The newspaper Karjalainen was the first Finnish publication to publish The Phantom. The strip debuted on October 1, 1940 titled “Fantom” and was published until 2011. After it was cancelled, readers demanded that the strip would be reinstated. The editor announced that The Phantom would return in 2012, which it did with a special 16-page Phantom supplement on April 14, 2012.
The supplement included the entire daily strip story “The Phantom At Sea”, which was the next story in line to be published when the strip was cancelled in 2011. The supplement also featured articles about the strip and interviews with longtime Phantom fans.
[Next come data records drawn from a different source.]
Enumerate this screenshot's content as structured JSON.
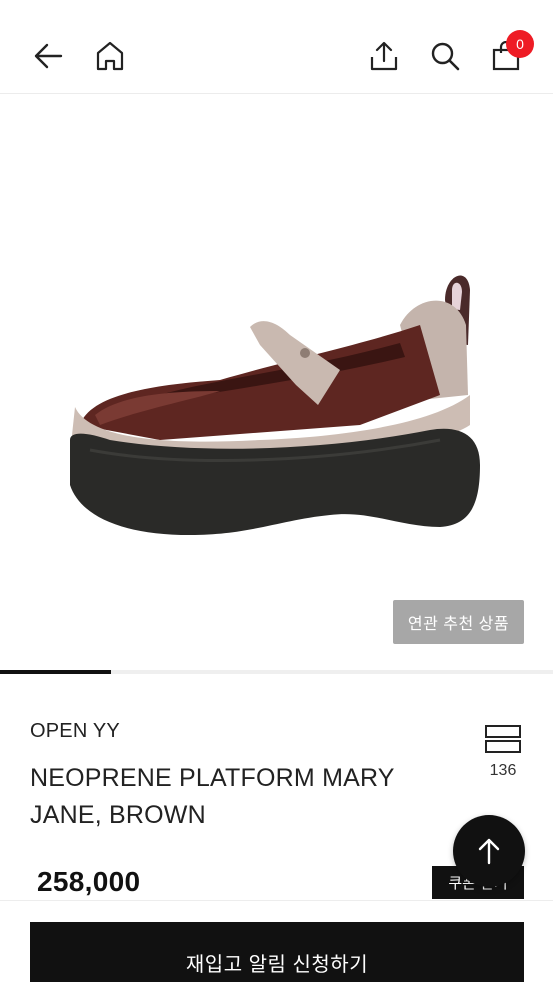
{
  "header": {
    "back_icon": "arrow-left-icon",
    "home_icon": "home-icon",
    "share_icon": "share-icon",
    "search_icon": "search-icon",
    "cart_icon": "shopping-bag-icon",
    "cart_count": "0"
  },
  "gallery": {
    "image_subject": "brown neoprene platform mary jane shoe",
    "progress": 0.2,
    "related_label": "연관 추천 상품"
  },
  "product": {
    "brand": "OPEN YY",
    "name": "NEOPRENE PLATFORM MARY JANE, BROWN",
    "likes_icon": "stack-icon",
    "likes": "136",
    "price": "258,000",
    "coupon_label": "쿠폰 받기"
  },
  "scroll_top_icon": "arrow-up-icon",
  "action": {
    "restock_label": "재입고 알림 신청하기"
  },
  "colors": {
    "accent_badge": "#ee1c25",
    "primary_button": "#111111",
    "secondary_button": "#a7a7a7"
  }
}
Since May 1, the strip is published daily in Karjalainen again.
On May 25, the weekend section of Nya Wermlands-Tidningen had a Phantom cover and included a two-page article about The Phantom, which featured an article with recently retired Fantomen editor Ulf Granberg. This was due to Granberg being guest of honor at the Carlstad Comic Con that weekend. Nya Wermlands-Tidningen used to publish the Phantom daily strip until 2006.
The first Swedish newspaper to publish the Phantom as a daily strip was Svenska Dagbladet, which debuted the strip on June 8, 1942. The Phantom first appeared in Sweden two years before that, in the weekly Vecko-Revyn. However, while Vecko-Revyn used the direct translation “Fantomen”, Svenska Dagbladet used a completely new title for the strip: “Dragos”. The origins of this unique Swedish name for the Phantom are still unclear and debated. Most newspapers in Sweden (and some in Finland) would use the “Dragos” name after that, while “Fantomen” was used by Vecko-Revyn, the Fantomen Christmas Albums and the Fantomen comic book. It was not until 1980 that Svenska Dagbladet changed the name of the strip to Fantomen (and other newspapers have kept the name Dragos long after that). On June 8, 2012 Svenska Dagbladet celebrated 70 years of uninterrupted publishing of the Phantom strip with a four-page article about the strip in the Culture section, which also had a Phantom cover to mark the event.